### WHAT THE TASK ASKS
Scan the listing beneath this sentence. Report each line with the word "Device".

### INPUT DATA
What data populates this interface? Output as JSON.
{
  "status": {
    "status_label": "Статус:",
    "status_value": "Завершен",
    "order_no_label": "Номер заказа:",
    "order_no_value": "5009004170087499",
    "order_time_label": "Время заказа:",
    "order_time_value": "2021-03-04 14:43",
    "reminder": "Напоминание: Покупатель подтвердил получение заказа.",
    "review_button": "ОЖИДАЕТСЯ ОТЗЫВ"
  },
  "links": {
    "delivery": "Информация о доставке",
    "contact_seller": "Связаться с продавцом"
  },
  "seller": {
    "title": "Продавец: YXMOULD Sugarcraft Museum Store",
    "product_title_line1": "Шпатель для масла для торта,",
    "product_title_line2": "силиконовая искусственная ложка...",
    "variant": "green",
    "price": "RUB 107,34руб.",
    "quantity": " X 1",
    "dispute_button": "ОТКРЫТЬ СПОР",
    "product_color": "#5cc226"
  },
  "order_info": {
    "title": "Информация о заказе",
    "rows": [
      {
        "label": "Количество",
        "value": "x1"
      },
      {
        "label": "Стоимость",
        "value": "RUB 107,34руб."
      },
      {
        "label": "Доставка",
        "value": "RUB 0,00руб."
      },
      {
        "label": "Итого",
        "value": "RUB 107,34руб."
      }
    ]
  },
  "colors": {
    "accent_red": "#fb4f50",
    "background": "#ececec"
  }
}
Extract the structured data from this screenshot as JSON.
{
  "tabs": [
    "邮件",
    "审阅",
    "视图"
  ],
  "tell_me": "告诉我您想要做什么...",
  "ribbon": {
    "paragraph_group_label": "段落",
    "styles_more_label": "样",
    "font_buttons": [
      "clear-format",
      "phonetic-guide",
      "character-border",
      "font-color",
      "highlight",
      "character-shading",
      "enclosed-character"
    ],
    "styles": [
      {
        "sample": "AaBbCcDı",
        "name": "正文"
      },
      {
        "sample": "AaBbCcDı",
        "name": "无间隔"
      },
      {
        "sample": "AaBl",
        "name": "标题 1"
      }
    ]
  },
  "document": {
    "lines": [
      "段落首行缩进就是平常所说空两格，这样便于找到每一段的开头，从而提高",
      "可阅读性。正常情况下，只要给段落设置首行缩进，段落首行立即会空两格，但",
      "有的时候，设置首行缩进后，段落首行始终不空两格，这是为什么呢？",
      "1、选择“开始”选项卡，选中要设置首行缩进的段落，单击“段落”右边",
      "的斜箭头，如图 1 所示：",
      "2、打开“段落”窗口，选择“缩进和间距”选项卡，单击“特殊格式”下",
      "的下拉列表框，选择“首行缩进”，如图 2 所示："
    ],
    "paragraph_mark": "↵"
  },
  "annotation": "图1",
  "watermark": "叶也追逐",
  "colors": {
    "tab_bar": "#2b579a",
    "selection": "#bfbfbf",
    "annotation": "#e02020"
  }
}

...

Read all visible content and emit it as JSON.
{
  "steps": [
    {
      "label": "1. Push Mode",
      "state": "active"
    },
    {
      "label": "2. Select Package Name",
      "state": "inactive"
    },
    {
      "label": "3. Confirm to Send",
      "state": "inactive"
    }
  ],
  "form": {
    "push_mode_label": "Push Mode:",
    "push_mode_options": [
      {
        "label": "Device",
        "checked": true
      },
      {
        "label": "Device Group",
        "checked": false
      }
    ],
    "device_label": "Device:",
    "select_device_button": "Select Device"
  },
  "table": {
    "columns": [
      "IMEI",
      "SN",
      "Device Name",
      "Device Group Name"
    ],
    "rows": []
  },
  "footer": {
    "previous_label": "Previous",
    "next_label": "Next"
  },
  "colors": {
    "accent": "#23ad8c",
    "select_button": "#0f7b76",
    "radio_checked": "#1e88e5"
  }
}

### TASK RESPONSE
        "label": "Device",
        "label": "Device Group",
    "device_label": "Device:",
    "select_device_button": "Select Device"
      "Device Name",
      "Device Group Name"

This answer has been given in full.